*YOUR OBJECTIVE*
Please count the lines in the data below that mention the word "Signal", then give only the total.

----- RECORDS

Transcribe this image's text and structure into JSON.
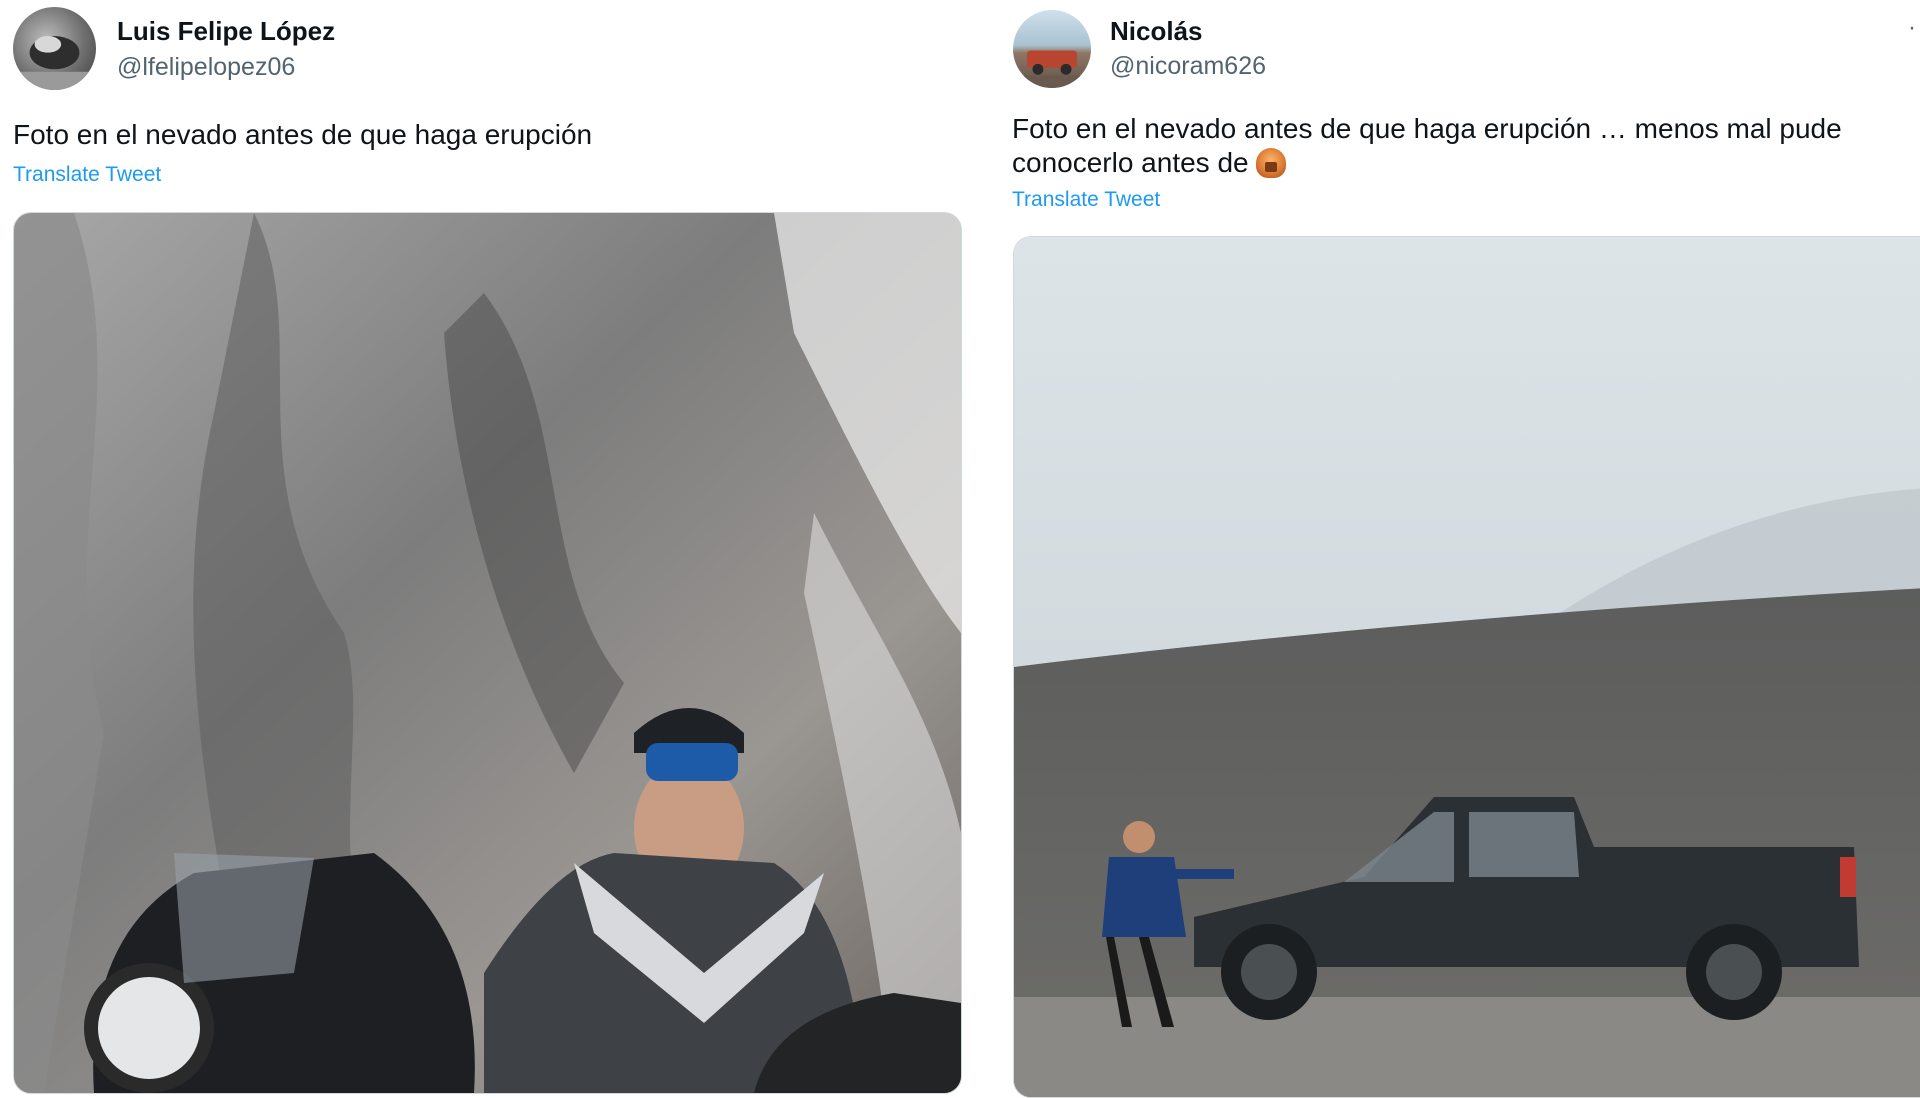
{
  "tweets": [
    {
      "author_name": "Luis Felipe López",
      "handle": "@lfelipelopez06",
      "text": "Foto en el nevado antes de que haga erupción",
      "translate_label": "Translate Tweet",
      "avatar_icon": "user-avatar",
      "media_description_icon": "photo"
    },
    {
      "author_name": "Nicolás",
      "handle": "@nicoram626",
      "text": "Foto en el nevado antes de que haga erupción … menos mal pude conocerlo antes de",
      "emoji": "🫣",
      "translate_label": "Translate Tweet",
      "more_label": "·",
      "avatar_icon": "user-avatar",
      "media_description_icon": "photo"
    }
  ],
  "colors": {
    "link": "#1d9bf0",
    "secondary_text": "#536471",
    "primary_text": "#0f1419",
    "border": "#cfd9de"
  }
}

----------
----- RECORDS

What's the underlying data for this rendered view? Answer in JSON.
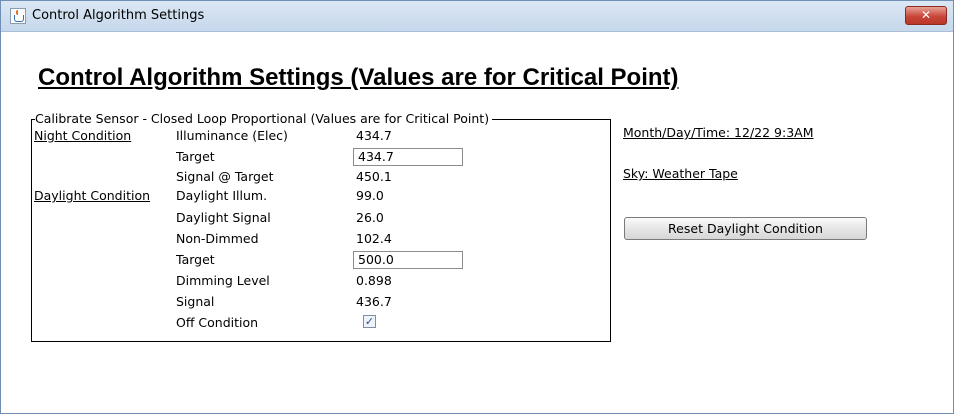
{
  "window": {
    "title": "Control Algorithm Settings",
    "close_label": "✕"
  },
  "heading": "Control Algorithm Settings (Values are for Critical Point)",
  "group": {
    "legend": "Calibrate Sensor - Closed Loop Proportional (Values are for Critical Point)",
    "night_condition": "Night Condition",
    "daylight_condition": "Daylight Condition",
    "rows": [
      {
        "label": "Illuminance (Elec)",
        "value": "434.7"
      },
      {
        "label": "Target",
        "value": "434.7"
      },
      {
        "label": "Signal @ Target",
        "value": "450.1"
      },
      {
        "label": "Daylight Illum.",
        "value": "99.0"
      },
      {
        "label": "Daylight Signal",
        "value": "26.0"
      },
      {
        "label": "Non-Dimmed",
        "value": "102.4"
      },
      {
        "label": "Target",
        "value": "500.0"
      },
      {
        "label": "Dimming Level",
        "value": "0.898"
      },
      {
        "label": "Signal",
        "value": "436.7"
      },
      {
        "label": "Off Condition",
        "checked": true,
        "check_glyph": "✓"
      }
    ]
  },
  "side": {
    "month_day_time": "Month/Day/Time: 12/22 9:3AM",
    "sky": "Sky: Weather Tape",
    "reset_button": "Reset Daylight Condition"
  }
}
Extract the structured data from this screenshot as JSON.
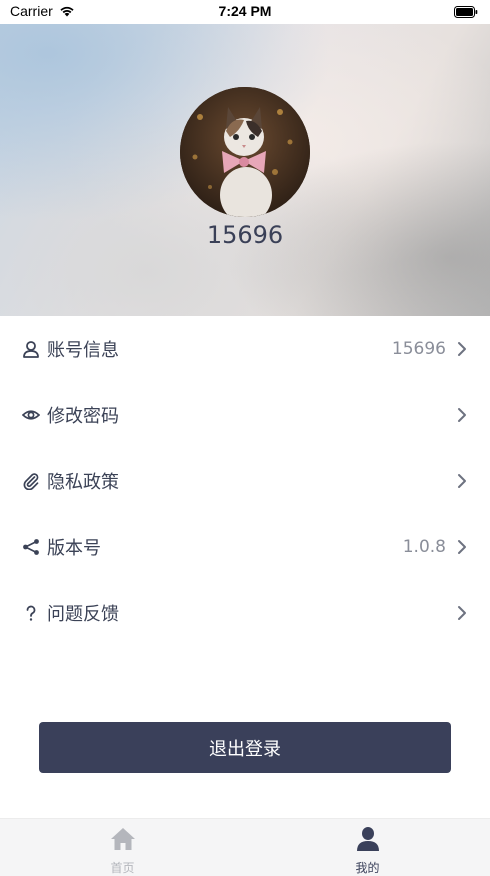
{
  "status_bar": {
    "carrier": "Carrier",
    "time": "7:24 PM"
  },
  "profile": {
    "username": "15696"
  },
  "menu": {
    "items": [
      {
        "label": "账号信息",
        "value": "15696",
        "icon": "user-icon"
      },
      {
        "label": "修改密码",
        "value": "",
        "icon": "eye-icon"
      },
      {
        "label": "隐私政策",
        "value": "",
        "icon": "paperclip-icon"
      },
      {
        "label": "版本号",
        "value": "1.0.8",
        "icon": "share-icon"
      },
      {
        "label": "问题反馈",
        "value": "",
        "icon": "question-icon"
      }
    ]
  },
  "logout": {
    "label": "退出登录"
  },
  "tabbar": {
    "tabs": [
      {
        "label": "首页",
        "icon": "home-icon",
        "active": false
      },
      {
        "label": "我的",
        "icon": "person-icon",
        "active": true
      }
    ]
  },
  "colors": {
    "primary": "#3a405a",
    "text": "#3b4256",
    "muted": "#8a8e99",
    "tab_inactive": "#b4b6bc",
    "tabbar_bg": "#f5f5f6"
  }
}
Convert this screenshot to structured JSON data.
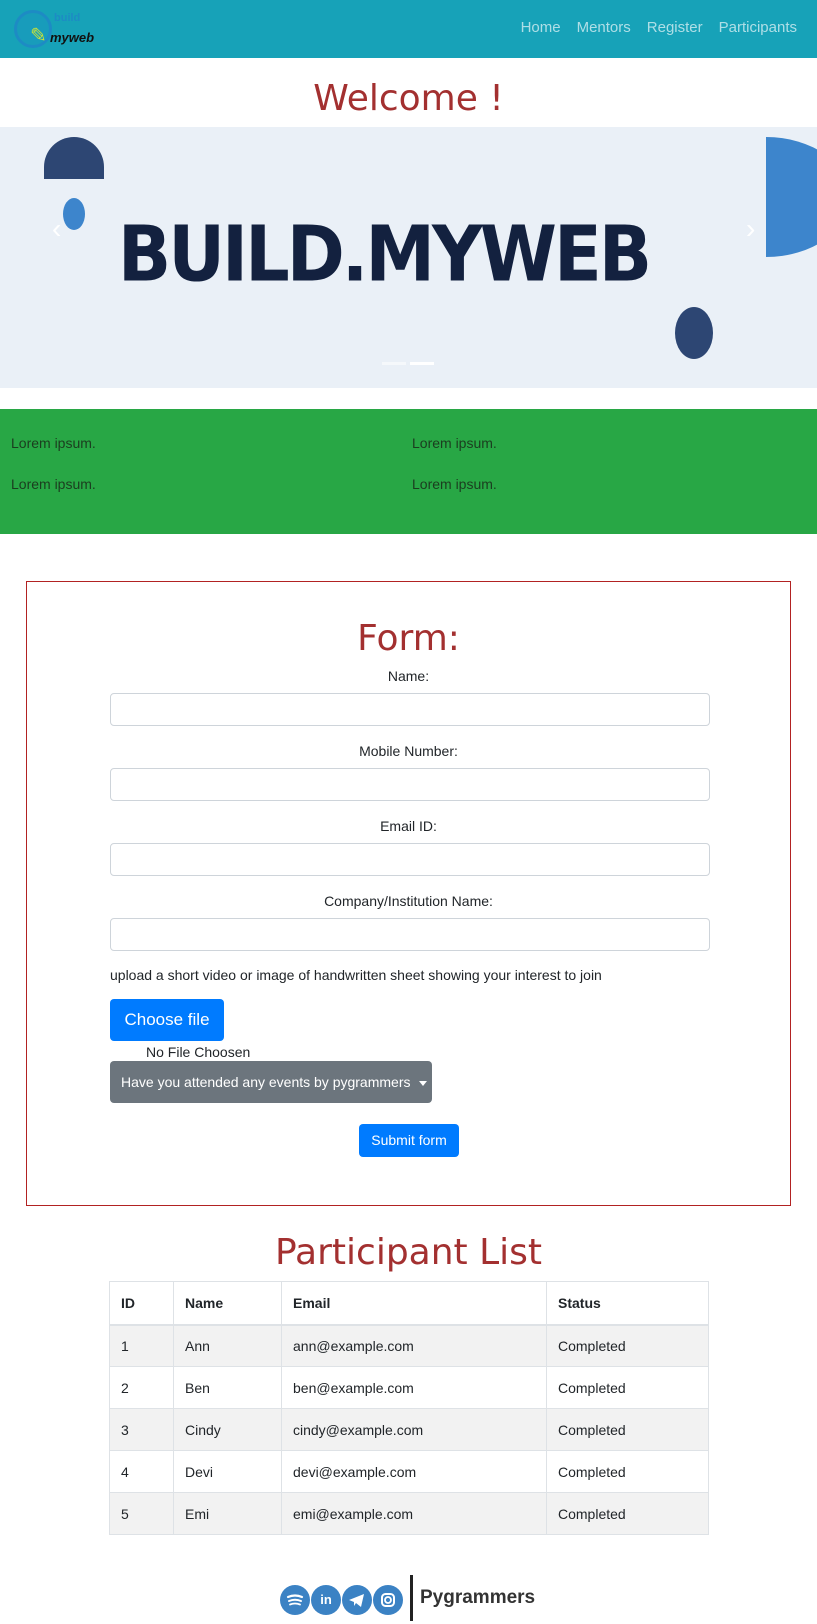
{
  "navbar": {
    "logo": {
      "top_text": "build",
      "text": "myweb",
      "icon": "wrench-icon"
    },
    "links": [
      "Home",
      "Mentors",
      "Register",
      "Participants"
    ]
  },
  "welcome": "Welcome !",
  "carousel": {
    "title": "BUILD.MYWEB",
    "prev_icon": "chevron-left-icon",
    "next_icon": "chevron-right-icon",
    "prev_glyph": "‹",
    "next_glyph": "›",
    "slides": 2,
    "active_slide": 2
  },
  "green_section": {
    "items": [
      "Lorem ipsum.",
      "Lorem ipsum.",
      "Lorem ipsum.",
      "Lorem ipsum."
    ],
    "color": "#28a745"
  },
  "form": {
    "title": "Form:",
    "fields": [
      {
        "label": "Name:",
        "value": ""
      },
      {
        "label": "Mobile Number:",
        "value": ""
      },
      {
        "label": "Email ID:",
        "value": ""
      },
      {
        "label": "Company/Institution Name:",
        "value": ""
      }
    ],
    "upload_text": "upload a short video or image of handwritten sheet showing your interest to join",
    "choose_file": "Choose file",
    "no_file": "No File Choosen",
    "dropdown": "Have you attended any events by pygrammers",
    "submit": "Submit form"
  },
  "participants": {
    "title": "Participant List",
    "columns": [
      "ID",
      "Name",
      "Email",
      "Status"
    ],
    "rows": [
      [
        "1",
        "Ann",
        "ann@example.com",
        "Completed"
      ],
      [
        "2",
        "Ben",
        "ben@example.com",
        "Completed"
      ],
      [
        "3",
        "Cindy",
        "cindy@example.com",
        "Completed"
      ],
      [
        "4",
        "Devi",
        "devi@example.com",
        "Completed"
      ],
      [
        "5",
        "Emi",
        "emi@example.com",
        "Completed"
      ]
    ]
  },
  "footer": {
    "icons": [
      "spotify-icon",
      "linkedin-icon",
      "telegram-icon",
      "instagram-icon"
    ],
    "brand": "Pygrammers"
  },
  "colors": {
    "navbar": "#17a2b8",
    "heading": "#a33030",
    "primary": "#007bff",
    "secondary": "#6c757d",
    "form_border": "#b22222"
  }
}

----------

*TASK ANSWER*
3